Then there's Mr. Obama on abortion. There's no denying a culture gap between opponents of abortion and its supporters, but there are some matters we do agree on. For example:
  • The Born-Alive Infants Protection Act. As the name suggests, this 2002 law means that a baby who happens to survive his abortion gets to live --he won't be strangled or left in a trash can to die (as happened routinely prior to the act's passage). The Senate passed this act unanimously (with two likely pro-life senators not voting), 98-0. Barack Obama voted against a similar measure in the Illinois legislature, when even NARAL wasn't opposed.

  • The Partial Birth Abortion Ban Act of 2003. Passed by 64 members of the Senate (with Biden, Edwards & Kerry not voting to preserve their viability) including Majority Leader Tom Daschle, upheld by the Supreme Court of the United States and supported by more than 70% of the American people. Barack Obama opposes the ban. In a speech before Planned Parenthood last year he said:

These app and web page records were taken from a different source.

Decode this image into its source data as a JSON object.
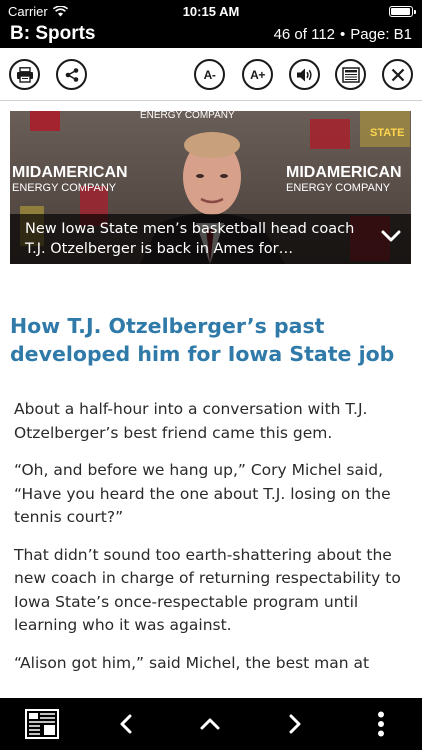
{
  "status_bar": {
    "carrier": "Carrier",
    "time": "10:15 AM"
  },
  "header": {
    "section": "B: Sports",
    "page_count": "46 of 112",
    "separator": "•",
    "page_label": "Page: B1"
  },
  "toolbar": {
    "font_decrease": "A-",
    "font_increase": "A+",
    "icons": [
      "print-icon",
      "share-icon",
      "font-decrease-icon",
      "font-increase-icon",
      "speaker-icon",
      "page-view-icon",
      "close-icon"
    ]
  },
  "video": {
    "caption": "New Iowa State men’s basketball head coach T.J. Otzelberger is back in Ames for…",
    "backdrop_text": [
      "MIDAMERICAN",
      "ENERGY COMPANY",
      "ENERGY COMPANY",
      "STATE"
    ]
  },
  "article": {
    "headline": "How T.J. Otzelberger’s past developed him for Iowa State job",
    "paragraphs": [
      "About a half-hour into a conversation with T.J. Otzelberger’s best friend came this gem.",
      "“Oh, and before we hang up,” Cory Michel said, “Have you heard the one about T.J. losing on the tennis court?”",
      "That didn’t sound too earth-shattering about the new coach in charge of returning respectability to Iowa State’s once-respectable program until learning who it was against.",
      "“Alison got him,” said Michel, the best man at"
    ]
  },
  "bottom_bar": {
    "icons": [
      "pages-grid-icon",
      "prev-arrow-icon",
      "up-arrow-icon",
      "next-arrow-icon",
      "more-vertical-icon"
    ]
  },
  "colors": {
    "headline": "#2f7aa8",
    "bars": "#000000",
    "body_text": "#2a2a2a"
  }
}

    [T]here’s a lot at stake in this election, especially for our daughters. To appreciate that all you have to do is review the recent decisions handed down by the Supreme Court of the United States. For the first time in Gonzales versus Carhart, the Supreme Court held—upheld a federal ban on abortions with criminal penalties for doctors. For the first time, the Court’s endorsed an abortion restriction without an exception for women’s health. The decision presumed that the health of women is best protected by the Court—not by doctors and not by the woman herself. That presumption is wrong.
    (Notice too how "precedent" and "settled law" apply only to opinions abortion supporters like? They feel free to tell the Court it's wrong.)

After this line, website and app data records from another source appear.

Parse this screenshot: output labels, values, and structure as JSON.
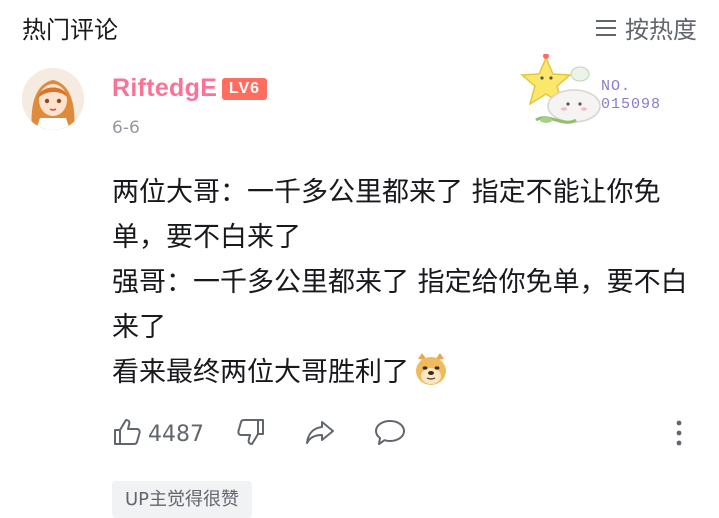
{
  "header": {
    "title": "热门评论",
    "sort_label": "按热度"
  },
  "comment": {
    "username": "RiftedgE",
    "level": "LV6",
    "date": "6-6",
    "fan_badge_number_label": "NO.",
    "fan_badge_number": "015098",
    "lines": [
      "两位大哥：一千多公里都来了 指定不能让你免单，要不白来了",
      "强哥：一千多公里都来了 指定给你免单，要不白来了",
      "看来最终两位大哥胜利了"
    ],
    "like_count": "4487",
    "up_liked_tag": "UP主觉得很赞"
  },
  "icons": {
    "sort": "sort-lines-icon",
    "like": "thumbs-up-icon",
    "dislike": "thumbs-down-icon",
    "share": "share-arrow-icon",
    "reply": "reply-bubble-icon",
    "more": "more-vertical-icon",
    "emoji": "doge-emoji-icon"
  },
  "colors": {
    "username": "#fb7299",
    "level_badge": "#ff6c60",
    "muted_text": "#9499a0",
    "icon_gray": "#61666d"
  }
}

  • The American people and politicians on both sides of the aisle agree on a broad slate of "reasonable limitations" on abortion, including not only the measures above, but parental notification laws, informed consent (such as the Kennedy/Brownback bill working its way through the Senate right now), the Hyde Amendment (prohibiting federal funding of abortion and passed for 30 years with bipartisan support), and shield laws protecting the consciences off doctors and hospitals refusing to participate in abortion. In the divisive abortion debate, these matters are bright lights of broad agreement, supported by upwards of 70% of the American people, passed by state legislatures and/or Congress, signed by governors and presidents and upheld by the Supreme Court.

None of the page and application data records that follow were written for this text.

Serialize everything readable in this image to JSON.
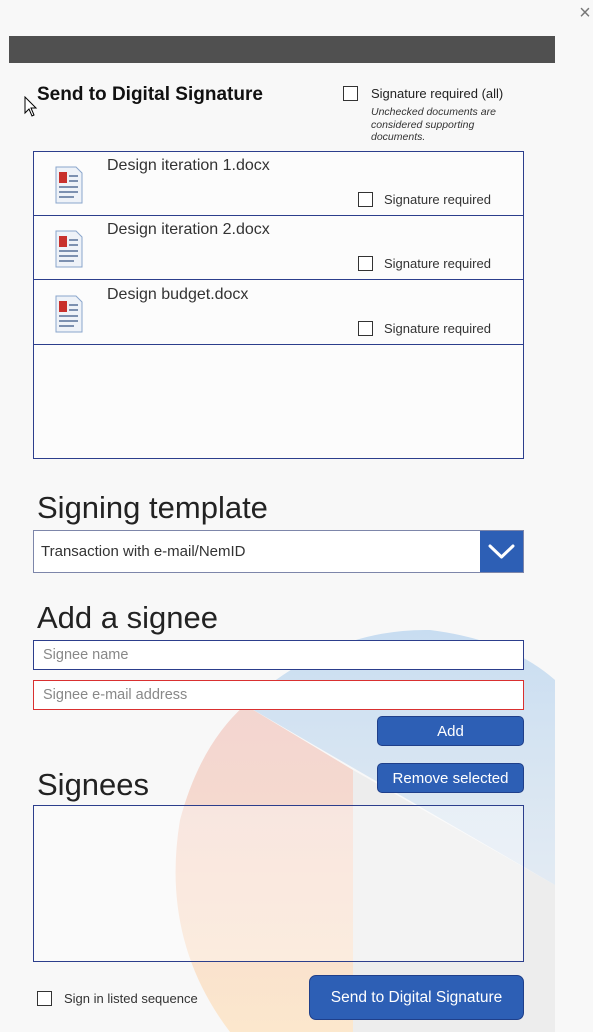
{
  "dialog": {
    "title": "Send to Digital Signature",
    "close_icon": "close-icon"
  },
  "signature_all": {
    "label": "Signature required (all)",
    "note": "Unchecked documents are considered supporting documents.",
    "checked": false
  },
  "documents": [
    {
      "name": "Design iteration 1.docx",
      "signature_label": "Signature required",
      "checked": false,
      "icon": "word-document-icon"
    },
    {
      "name": "Design iteration 2.docx",
      "signature_label": "Signature required",
      "checked": false,
      "icon": "word-document-icon"
    },
    {
      "name": "Design budget.docx",
      "signature_label": "Signature required",
      "checked": false,
      "icon": "word-document-icon"
    }
  ],
  "signing_template": {
    "heading": "Signing template",
    "selected": "Transaction with e-mail/NemID",
    "dropdown_icon": "chevron-down-icon"
  },
  "add_signee": {
    "heading": "Add a signee",
    "name_placeholder": "Signee name",
    "email_placeholder": "Signee e-mail address",
    "add_label": "Add",
    "remove_label": "Remove selected"
  },
  "signees": {
    "heading": "Signees",
    "items": []
  },
  "footer": {
    "sequence_label": "Sign in listed sequence",
    "sequence_checked": false,
    "send_label": "Send to Digital Signature"
  },
  "colors": {
    "accent": "#2d5fb5",
    "border": "#2c3e8c",
    "error_border": "#d93030",
    "header_bar": "#505050"
  }
}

  • Barack Obama wants to blow all this up. How do I know? Because he supports the Freedom of Choice Act, which will undo all these measures on which most of us agree --including the Born Alive Infants Protection and Partial Birth Abortion Ban. He is a co-sponsor of the bill, and has vowed repeatedly to sign it as President. Supporters of FOCA like to call it, somewhat benignly, a "codification of Roe," but its actual effect will be to undo these consensus measures. As Planned Parenthood says on their website:
    The legislation would invalidate existing and future laws that interfere with or discriminate against the exercise of the rights protected. It also would provide an individual aggrieved by a violation of the act a private right of civil action in order to obtain appropriate relief.
  • Similarly, Obama opposes DOMA, the Defense of Marriage Act, even though it passed 85-14 in the Senate, 342-67 in the House, and was signed into law by President Clinton. Since then, some 40 states have passed state versions of the same act. In a letter to the Gay & Lesbian community, he recently promised:
    Unlike Senator Clinton, I support the complete repeal of the Defense of Marriage Act (DOMA) – a position I have held since before arriving in the U.S. Senate.
It is ludicrous to think such a radical is capable of building consensus on anything. On the contrary, he pledges to undo consensus where it exists, and to run roughshod over any opposition. If he's slightly more polite than Henry Waxman or Jeremiah Wright as he does so, you'll pardon me if I don't swoon.

Update: Rep. Dan Boren (D-OK) declines to endorse Obama on precisely these grounds.
Boren, the lone Democrat in Oklahoma's congressional delegate, said that while Obama has talked about working with Republicans, "unfortunately, his record does not reflect working in a bipartisan fashion."